Sir Alex Ferguson believes his fearsome reputation has softened over the years but insists he has no plans to retire from life at Old Trafford.
The Manchester United manager revealed he has had to adapt as he has got older but remains adamant that his record of 25 years at one club will never be bettered.
"I have certainly mellowed," he told the New York Times - via the Guardian. "There's no question about that. It's a more fragile human being that I am dealing with today than 25 years ago. They are cocooned by modern ideas, modern parents, modern agents, and they are cocooned by their own image at times.
"It's a different world for me, so I have to change myself to adapt to that. I have changed because of these things.
"One thing I've learned in the last decade [at Manchester United] is delegation. In the early days, I was involved with scouting, coaching, youth everything. You can't do that for a long period of time."
Ferguson has overseen a period of phenomenal transition in his quarter century at the helm, with players earning more than ever but remains adamant he is still the top man at Manchester United.
"You have to remember that the most important person at Manchester United is the manager," he said. "The minute a footballer becomes more important than the manager, your club is dead. The history of the club goes down the drain. I am the most important man at Manchester United. It has to be that way."
Ferguson also maintained that he still had a fantastic relationship with the Glazer family, despite criticism from fans over a lack of transfer funds.
"They never bother me. They never ask questions, they never phone me and they never interfere with my job. I am in a privileged position," he said.
And the 70-year-old remained bullish over his future at Old Trafford, saying he was not considering walking away from the game at this stage.

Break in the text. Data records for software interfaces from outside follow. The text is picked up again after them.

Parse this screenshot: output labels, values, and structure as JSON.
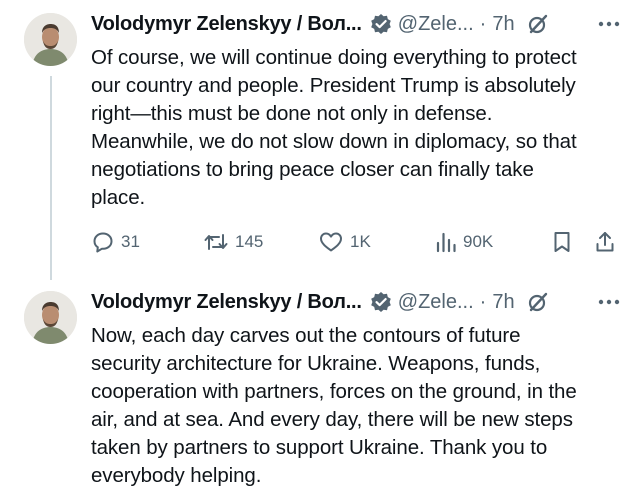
{
  "tweets": [
    {
      "author_name": "Volodymyr Zelenskyy / Вол...",
      "handle": "@Zele...",
      "separator": "·",
      "time": "7h",
      "text": "Of course, we will continue doing everything to protect\nour country and people. President Trump is absolutely\nright—this must be done not only in defense.\nMeanwhile, we do not slow down in diplomacy, so that\nnegotiations to bring peace closer can finally take\nplace.",
      "actions": {
        "replies": "31",
        "reposts": "145",
        "likes": "1K",
        "views": "90K"
      }
    },
    {
      "author_name": "Volodymyr Zelenskyy / Вол...",
      "handle": "@Zele...",
      "separator": "·",
      "time": "7h",
      "text": "Now, each day carves out the contours of future\nsecurity architecture for Ukraine. Weapons, funds,\ncooperation with partners, forces on the ground, in the\nair, and at sea. And every day, there will be new steps\ntaken by partners to support Ukraine. Thank you to\neverybody helping."
    }
  ],
  "colors": {
    "text": "#0f1419",
    "secondary": "#536471",
    "thread_line": "#cfd9de",
    "verified_badge": "#536471"
  },
  "icons": [
    "verified-badge-icon",
    "grok-icon",
    "more-icon",
    "reply-icon",
    "repost-icon",
    "like-icon",
    "views-icon",
    "bookmark-icon",
    "share-icon"
  ]
}
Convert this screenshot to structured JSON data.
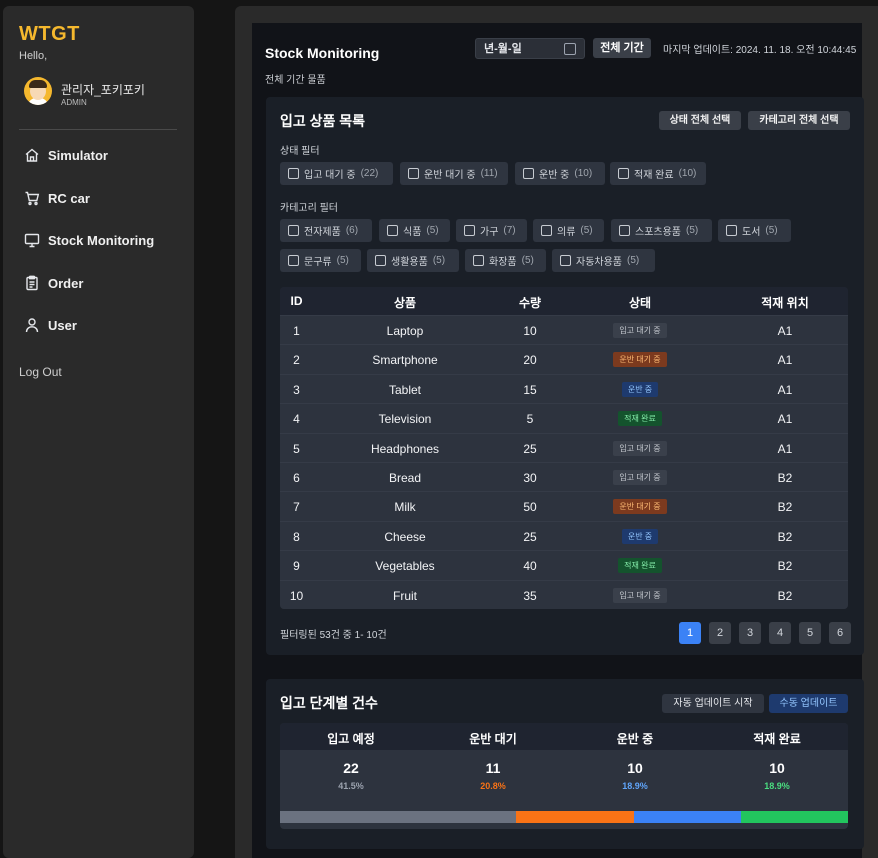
{
  "sidebar": {
    "brand": "WTGT",
    "greeting": "Hello,",
    "user_name": "관리자_포키포키",
    "user_role": "ADMIN",
    "nav": [
      {
        "label": "Simulator",
        "icon": "home-icon"
      },
      {
        "label": "RC car",
        "icon": "cart-icon"
      },
      {
        "label": "Stock Monitoring",
        "icon": "monitor-icon"
      },
      {
        "label": "Order",
        "icon": "clipboard-icon"
      },
      {
        "label": "User",
        "icon": "user-icon"
      }
    ],
    "logout": "Log Out"
  },
  "header": {
    "title": "Stock Monitoring",
    "date_placeholder": "년-월-일",
    "all_period_button": "전체 기간",
    "last_updated": "마지막 업데이트: 2024. 11. 18. 오전 10:44:45",
    "subtitle": "전체 기간 물품"
  },
  "incoming": {
    "title": "입고 상품 목록",
    "select_all_status": "상태 전체 선택",
    "select_all_category": "카테고리 전체 선택",
    "status_filter_label": "상태 필터",
    "status_filters": [
      {
        "label": "입고 대기 중",
        "count": "(22)"
      },
      {
        "label": "운반 대기 중",
        "count": "(11)"
      },
      {
        "label": "운반 중",
        "count": "(10)"
      },
      {
        "label": "적재 완료",
        "count": "(10)"
      }
    ],
    "category_filter_label": "카테고리 필터",
    "category_filters": [
      {
        "label": "전자제품",
        "count": "(6)"
      },
      {
        "label": "식품",
        "count": "(5)"
      },
      {
        "label": "가구",
        "count": "(7)"
      },
      {
        "label": "의류",
        "count": "(5)"
      },
      {
        "label": "스포츠용품",
        "count": "(5)"
      },
      {
        "label": "도서",
        "count": "(5)"
      },
      {
        "label": "문구류",
        "count": "(5)"
      },
      {
        "label": "생활용품",
        "count": "(5)"
      },
      {
        "label": "화장품",
        "count": "(5)"
      },
      {
        "label": "자동차용품",
        "count": "(5)"
      }
    ],
    "columns": [
      "ID",
      "상품",
      "수량",
      "상태",
      "적재 위치"
    ],
    "rows": [
      {
        "id": "1",
        "product": "Laptop",
        "qty": "10",
        "status": "입고 대기 중",
        "status_kind": "waiting",
        "location": "A1"
      },
      {
        "id": "2",
        "product": "Smartphone",
        "qty": "20",
        "status": "운반 대기 중",
        "status_kind": "transport-wait",
        "location": "A1"
      },
      {
        "id": "3",
        "product": "Tablet",
        "qty": "15",
        "status": "운반 중",
        "status_kind": "moving",
        "location": "A1"
      },
      {
        "id": "4",
        "product": "Television",
        "qty": "5",
        "status": "적재 완료",
        "status_kind": "done",
        "location": "A1"
      },
      {
        "id": "5",
        "product": "Headphones",
        "qty": "25",
        "status": "입고 대기 중",
        "status_kind": "waiting",
        "location": "A1"
      },
      {
        "id": "6",
        "product": "Bread",
        "qty": "30",
        "status": "입고 대기 중",
        "status_kind": "waiting",
        "location": "B2"
      },
      {
        "id": "7",
        "product": "Milk",
        "qty": "50",
        "status": "운반 대기 중",
        "status_kind": "transport-wait",
        "location": "B2"
      },
      {
        "id": "8",
        "product": "Cheese",
        "qty": "25",
        "status": "운반 중",
        "status_kind": "moving",
        "location": "B2"
      },
      {
        "id": "9",
        "product": "Vegetables",
        "qty": "40",
        "status": "적재 완료",
        "status_kind": "done",
        "location": "B2"
      },
      {
        "id": "10",
        "product": "Fruit",
        "qty": "35",
        "status": "입고 대기 중",
        "status_kind": "waiting",
        "location": "B2"
      }
    ],
    "footer": "필터링된 53건 중 1- 10건",
    "pages": [
      "1",
      "2",
      "3",
      "4",
      "5",
      "6"
    ],
    "active_page": "1"
  },
  "stages": {
    "title": "입고 단계별 건수",
    "auto_update_button": "자동 업데이트 시작",
    "manual_update_button": "수동 업데이트",
    "items": [
      {
        "label": "입고 예정",
        "count": "22",
        "percent": "41.5%",
        "share": 0.415,
        "color": "#6b7280",
        "pct_color": "#9ca3af"
      },
      {
        "label": "운반 대기",
        "count": "11",
        "percent": "20.8%",
        "share": 0.208,
        "color": "#f97316",
        "pct_color": "#f97316"
      },
      {
        "label": "운반 중",
        "count": "10",
        "percent": "18.9%",
        "share": 0.189,
        "color": "#3b82f6",
        "pct_color": "#60a5fa"
      },
      {
        "label": "적재 완료",
        "count": "10",
        "percent": "18.9%",
        "share": 0.189,
        "color": "#22c55e",
        "pct_color": "#4ade80"
      }
    ]
  },
  "colors": {
    "brand": "#f5b82e",
    "accent": "#3b82f6",
    "status_waiting_bg": "#3a404b",
    "status_transport_wait_bg": "#7c3a1e",
    "status_moving_bg": "#1e3a6e",
    "status_done_bg": "#14532d"
  }
}
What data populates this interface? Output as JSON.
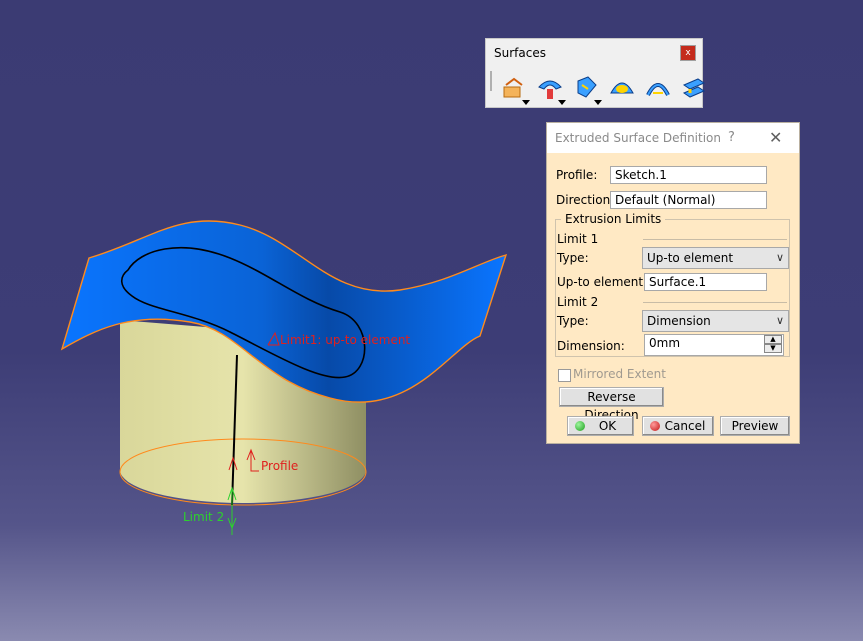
{
  "viewport": {
    "labels": {
      "limit1": "Limit1: up-to element",
      "profile": "Profile",
      "limit2": "Limit 2"
    },
    "colors": {
      "surface": "#0a6ff5",
      "cylinder": "#e2e0a6",
      "highlight": "#ff8a1c",
      "limit1_label": "#e0201e",
      "limit2_label": "#2dd12d"
    }
  },
  "toolbar": {
    "title": "Surfaces",
    "close_label": "x",
    "icons": [
      "extrude-icon",
      "offset-icon",
      "sweep-icon",
      "fill-icon",
      "loft-icon",
      "blend-icon"
    ]
  },
  "dialog": {
    "title": "Extruded Surface Definition",
    "help_label": "?",
    "close_label": "✕",
    "profile_label": "Profile:",
    "profile_value": "Sketch.1",
    "direction_label": "Direction:",
    "direction_value": "Default (Normal)",
    "extrusion_limits_label": "Extrusion Limits",
    "limit1": {
      "title": "Limit 1",
      "type_label": "Type:",
      "type_value": "Up-to element",
      "element_label": "Up-to element:",
      "element_value": "Surface.1"
    },
    "limit2": {
      "title": "Limit 2",
      "type_label": "Type:",
      "type_value": "Dimension",
      "dimension_label": "Dimension:",
      "dimension_value": "0mm"
    },
    "mirrored_label": "Mirrored Extent",
    "mirrored_checked": false,
    "reverse_label": "Reverse Direction",
    "ok_label": "OK",
    "cancel_label": "Cancel",
    "preview_label": "Preview"
  }
}
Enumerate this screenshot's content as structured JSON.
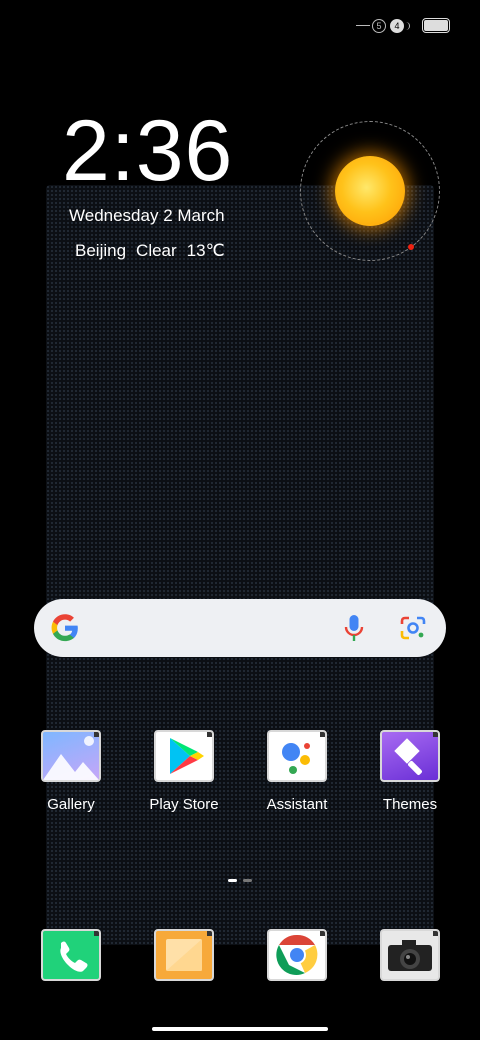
{
  "status_bar": {
    "sim1": "5",
    "sim2": "4"
  },
  "lock": {
    "time": "2:36",
    "date": "Wednesday 2 March",
    "city": "Beijing",
    "condition": "Clear",
    "temperature": "13℃"
  },
  "search": {
    "logo": "google-g-icon",
    "mic": "microphone-icon",
    "lens": "google-lens-icon"
  },
  "apps": [
    {
      "label": "Gallery",
      "icon": "gallery-icon"
    },
    {
      "label": "Play Store",
      "icon": "play-store-icon"
    },
    {
      "label": "Assistant",
      "icon": "assistant-icon"
    },
    {
      "label": "Themes",
      "icon": "themes-icon"
    }
  ],
  "dock": [
    {
      "icon": "phone-icon"
    },
    {
      "icon": "notes-icon"
    },
    {
      "icon": "chrome-icon"
    },
    {
      "icon": "camera-icon"
    }
  ],
  "colors": {
    "background": "#000000",
    "search_bar": "#eef0f3",
    "sun": "#ffb000"
  }
}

"Retirement is for young people, not older people," he said. "Young people can do something else. When you're older and you've been on that treadmill for [the] length of time I've been on it - if I get off the treadmill, where do you think I am going? Down there. Trust me. When you get older, don't retire."